Using an Integrative Treatment Plan
By utilizing both conventional western medicine and holistic medicine, you can find a well-rounded treatment plan for your cat or dog. Remember, it’s critical for your pet to obtain veterinary care to get rid of the infection to begin with in an effort to prevent the infection from reaching the kidney. Once that happens, you’re able to then integrate holistic medicine into your treatment plan to prevent urinary tract infections from happening in the future. Nothing is a guarantee, but the information has been researched and documented, and it’s worth a try to prevent more discomfort and pharmaceuticals from entering your pet’s body (1).
About Angela Ardolino
Angela Ardolino is a holistic pet expert who has been caring for animals for over 20 years and operates a rescue farm, Fire Flake Farm, in Florida. She is also the owner of Beautify the Beast, a natural pet salon and shop. After getting her certificate in Medical Cannabis Biology and Therapeutic use from the University of Vermont School of Medicine, she founded CBD Dog Health to provide high quality, all-natural medical cannabis products designed specifically for pets. Angela has seven dogs, Odie a 12-year-old mini-schnauzer, Nina an 8-year-old Doberman. Jolene a 7-year-old mutt, Maza a 7-year-old mutt, Rhemi an 8-year-old poodle, Potato a 15-year-old shih-tzu, and Miss Daisie a 15-year-old black lab, plus 4-10 more at any time she is fostering or boarding. She uses Full Spectrum Hemp Extract on all her pets at her rescue farm every day, and has since 2016. She is a member of the Society of Cannabis Clinicians, the Veterinary Cannabis Association and has trained hundreds medical doctors and veterinarians about the therapeutic uses of medical cannabis on animals. Visit www.angelaardolino.com for more information.
- Richter, Gary. (2017). The Ultimate Pet Health Guide: Breakthrough Through Nutrition and Integrative Care for Dogs and Cats.

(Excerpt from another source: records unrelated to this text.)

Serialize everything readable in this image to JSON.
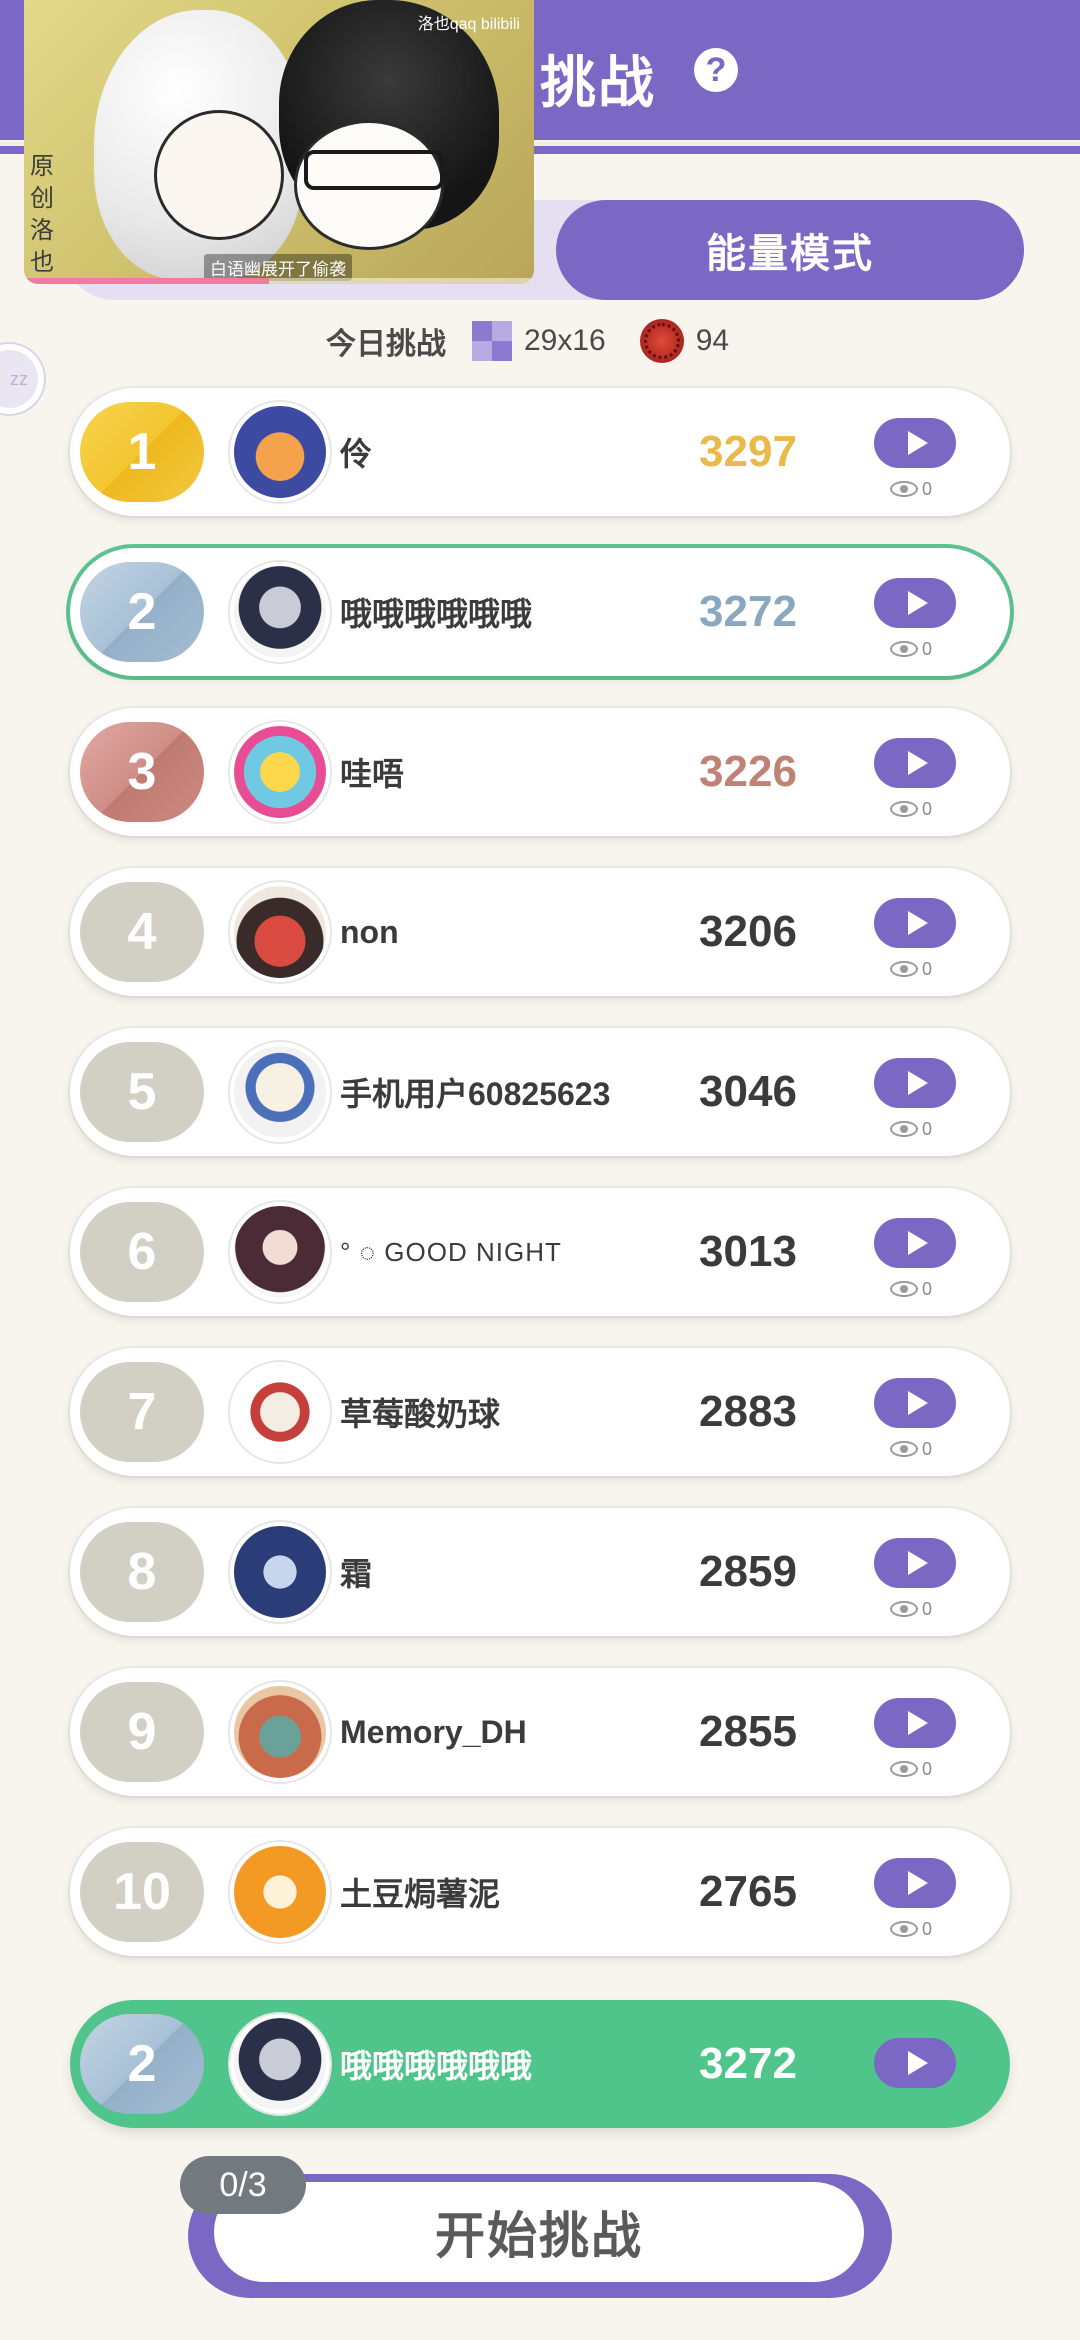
{
  "header": {
    "title": "挑战",
    "help_glyph": "?"
  },
  "video": {
    "side_text": "原创洛也",
    "watermark": "洛也qaq bilibili",
    "subtitle": "白语幽展开了偷袭"
  },
  "mode": {
    "active_label": "能量模式"
  },
  "side_bubble": {
    "text": "zz"
  },
  "today": {
    "label": "今日挑战",
    "board_size": "29x16",
    "mines": "94"
  },
  "rows": [
    {
      "rank": "1",
      "name": "伶",
      "score": "3297",
      "views": "0"
    },
    {
      "rank": "2",
      "name": "哦哦哦哦哦哦",
      "score": "3272",
      "views": "0"
    },
    {
      "rank": "3",
      "name": "哇唔",
      "score": "3226",
      "views": "0"
    },
    {
      "rank": "4",
      "name": "non",
      "score": "3206",
      "views": "0"
    },
    {
      "rank": "5",
      "name": "手机用户60825623",
      "score": "3046",
      "views": "0"
    },
    {
      "rank": "6",
      "name": "° ◌ GOOD NIGHT",
      "score": "3013",
      "views": "0"
    },
    {
      "rank": "7",
      "name": "草莓酸奶球",
      "score": "2883",
      "views": "0"
    },
    {
      "rank": "8",
      "name": "霜",
      "score": "2859",
      "views": "0"
    },
    {
      "rank": "9",
      "name": "Memory_DH",
      "score": "2855",
      "views": "0"
    },
    {
      "rank": "10",
      "name": "土豆焗薯泥",
      "score": "2765",
      "views": "0"
    }
  ],
  "me": {
    "rank": "2",
    "name": "哦哦哦哦哦哦",
    "score": "3272"
  },
  "start": {
    "counter": "0/3",
    "label": "开始挑战"
  },
  "colors": {
    "accent": "#7b68c4",
    "highlight": "#4fc48b",
    "gold": "#e9b94a",
    "silver": "#8aa7c0",
    "bronze": "#bf8275"
  }
}
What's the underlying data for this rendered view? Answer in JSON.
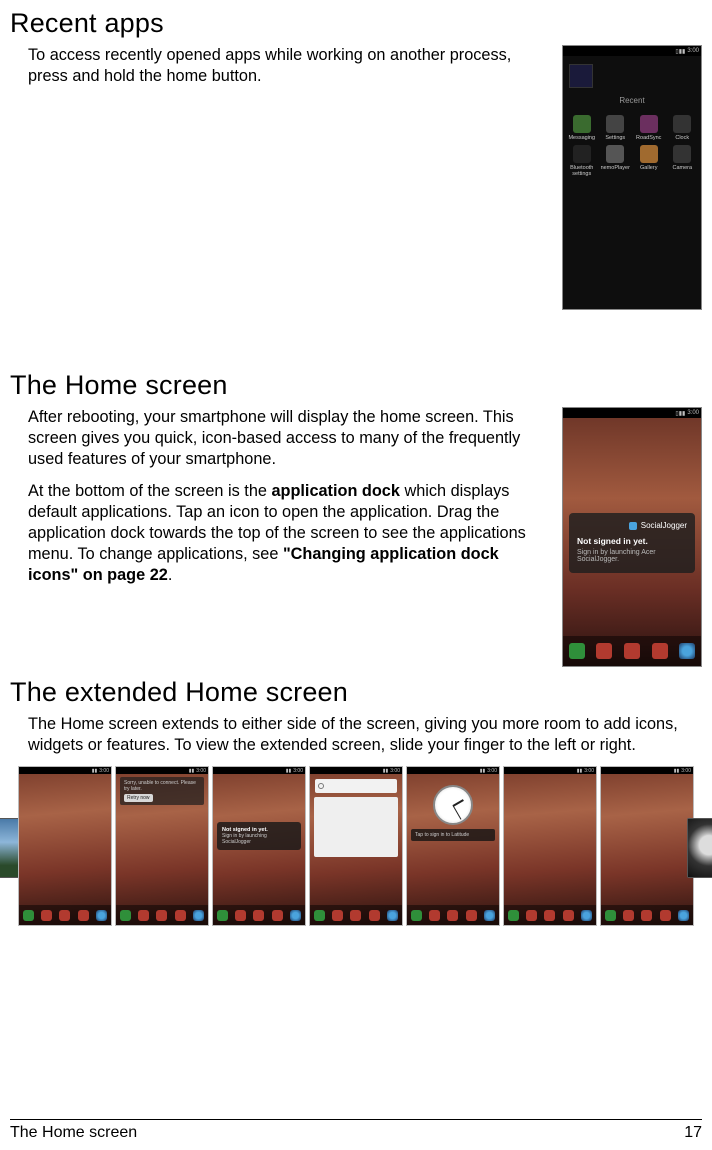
{
  "sections": {
    "recent_apps": {
      "heading": "Recent apps",
      "body": "To access recently opened apps while working on another process, press and hold the home button."
    },
    "home_screen": {
      "heading": "The Home screen",
      "body1": "After rebooting, your smartphone will display the home screen. This screen gives you quick, icon-based access to many of the frequently used features of your smartphone.",
      "body2_a": "At the bottom of the screen is the ",
      "body2_bold1": "application dock",
      "body2_b": " which displays default applications. Tap an icon to open the application. Drag the application dock towards the top of the screen to see the applications menu. To change applications, see ",
      "body2_bold2": "\"Changing application dock icons\" on page 22",
      "body2_c": "."
    },
    "extended": {
      "heading": "The extended Home screen",
      "body": "The Home screen extends to either side of the screen, giving you more room to add icons, widgets or features. To view the extended screen, slide your finger to the left or right."
    }
  },
  "recent_phone": {
    "status_time": "3:00",
    "label": "Recent",
    "apps": [
      {
        "name": "Messaging"
      },
      {
        "name": "Settings"
      },
      {
        "name": "RoadSync"
      },
      {
        "name": "Clock"
      },
      {
        "name": "Bluetooth settings"
      },
      {
        "name": "nemoPlayer"
      },
      {
        "name": "Gallery"
      },
      {
        "name": "Camera"
      }
    ]
  },
  "home_phone": {
    "status_time": "3:00",
    "widget_brand": "SocialJogger",
    "widget_title": "Not signed in yet.",
    "widget_sub": "Sign in by launching Acer SocialJogger."
  },
  "mini_widgets": {
    "retry_msg": "Sorry, unable to connect. Please try later.",
    "retry_btn": "Retry now",
    "signed_title": "Not signed in yet.",
    "signed_sub": "Sign in by launching SocialJogger",
    "tap_msg": "Tap to sign in to Latitude"
  },
  "footer": {
    "title": "The Home screen",
    "page": "17"
  }
}
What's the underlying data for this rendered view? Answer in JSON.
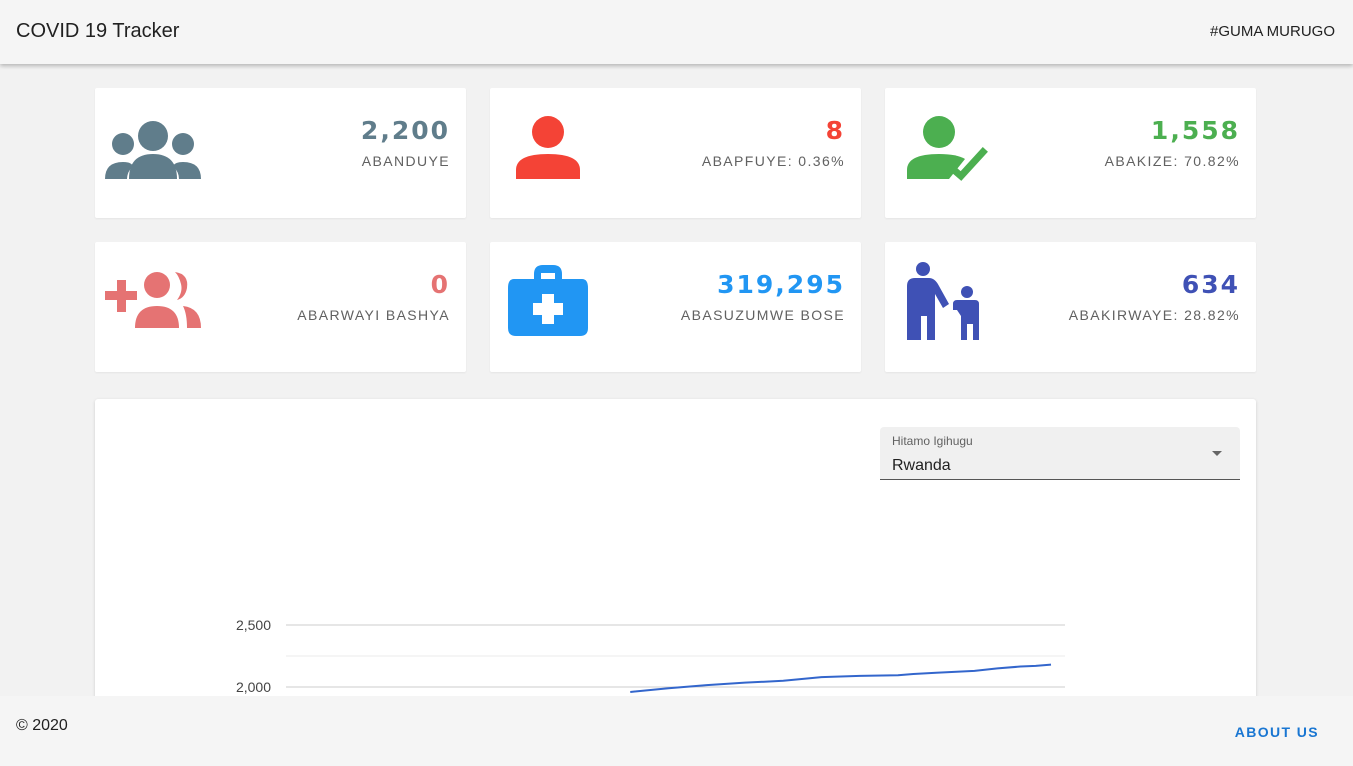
{
  "header": {
    "title": "COVID 19 Tracker",
    "hashtag": "#GUMA MURUGO"
  },
  "stats": [
    {
      "value": "2,200",
      "label": "ABANDUYE",
      "color": "#607d8b",
      "icon": "group-icon"
    },
    {
      "value": "8",
      "label": "ABAPFUYE: 0.36%",
      "color": "#f44336",
      "icon": "person-icon"
    },
    {
      "value": "1,558",
      "label": "ABAKIZE: 70.82%",
      "color": "#4caf50",
      "icon": "person-check-icon"
    },
    {
      "value": "0",
      "label": "ABARWAYI BASHYA",
      "color": "#e57373",
      "icon": "group-add-icon"
    },
    {
      "value": "319,295",
      "label": "ABASUZUMWE BOSE",
      "color": "#2196f3",
      "icon": "medical-bag-icon"
    },
    {
      "value": "634",
      "label": "ABAKIRWAYE: 28.82%",
      "color": "#3f51b5",
      "icon": "parent-child-icon"
    }
  ],
  "country_select": {
    "label": "Hitamo Igihugu",
    "value": "Rwanda"
  },
  "chart_data": {
    "type": "line",
    "y_ticks": [
      "2,500",
      "2,000"
    ],
    "ylim": [
      2000,
      2500
    ],
    "line_color": "#3366cc",
    "series": [
      {
        "points": [
          [
            0.45,
            1960
          ],
          [
            0.5,
            1990
          ],
          [
            0.55,
            2015
          ],
          [
            0.6,
            2035
          ],
          [
            0.65,
            2050
          ],
          [
            0.7,
            2080
          ],
          [
            0.75,
            2090
          ],
          [
            0.8,
            2095
          ],
          [
            0.82,
            2105
          ],
          [
            0.85,
            2115
          ],
          [
            0.9,
            2130
          ],
          [
            0.93,
            2150
          ],
          [
            0.96,
            2165
          ],
          [
            0.98,
            2170
          ],
          [
            1.0,
            2180
          ]
        ]
      }
    ]
  },
  "footer": {
    "copyright": "© 2020",
    "about": "ABOUT US"
  }
}
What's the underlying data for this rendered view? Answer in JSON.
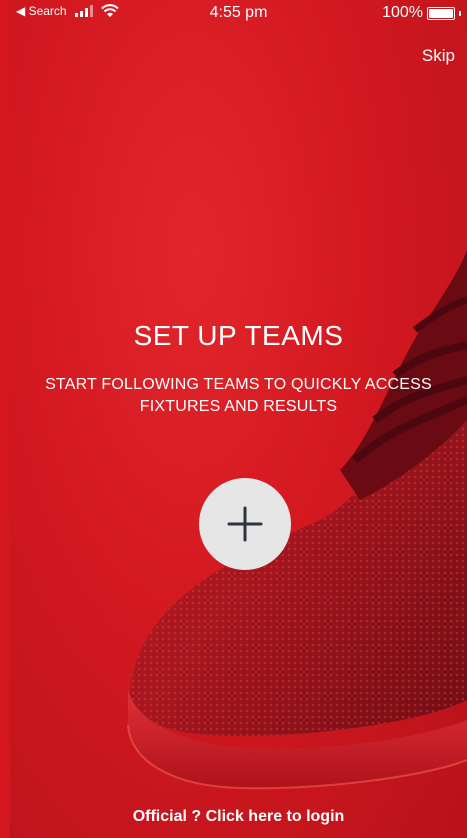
{
  "status_bar": {
    "back_label": "◀ Search",
    "time": "4:55 pm",
    "battery_text": "100%"
  },
  "skip_label": "Skip",
  "title": "SET UP TEAMS",
  "subtitle": "START FOLLOWING TEAMS TO QUICKLY ACCESS FIXTURES AND RESULTS",
  "add_button": {
    "icon": "plus-icon"
  },
  "login_link": "Official ? Click here to login",
  "colors": {
    "background": "#d4161e",
    "shoe": "#7a0d16",
    "button": "#e6e6e6",
    "plus": "#2b3440"
  }
}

- Tilford, G.L. and Wulff-Tilford. (2009). M. Herbs for Pets: The Natural Way to Enhance Your Pet’s Life. Irvine, California. Bowtie Press.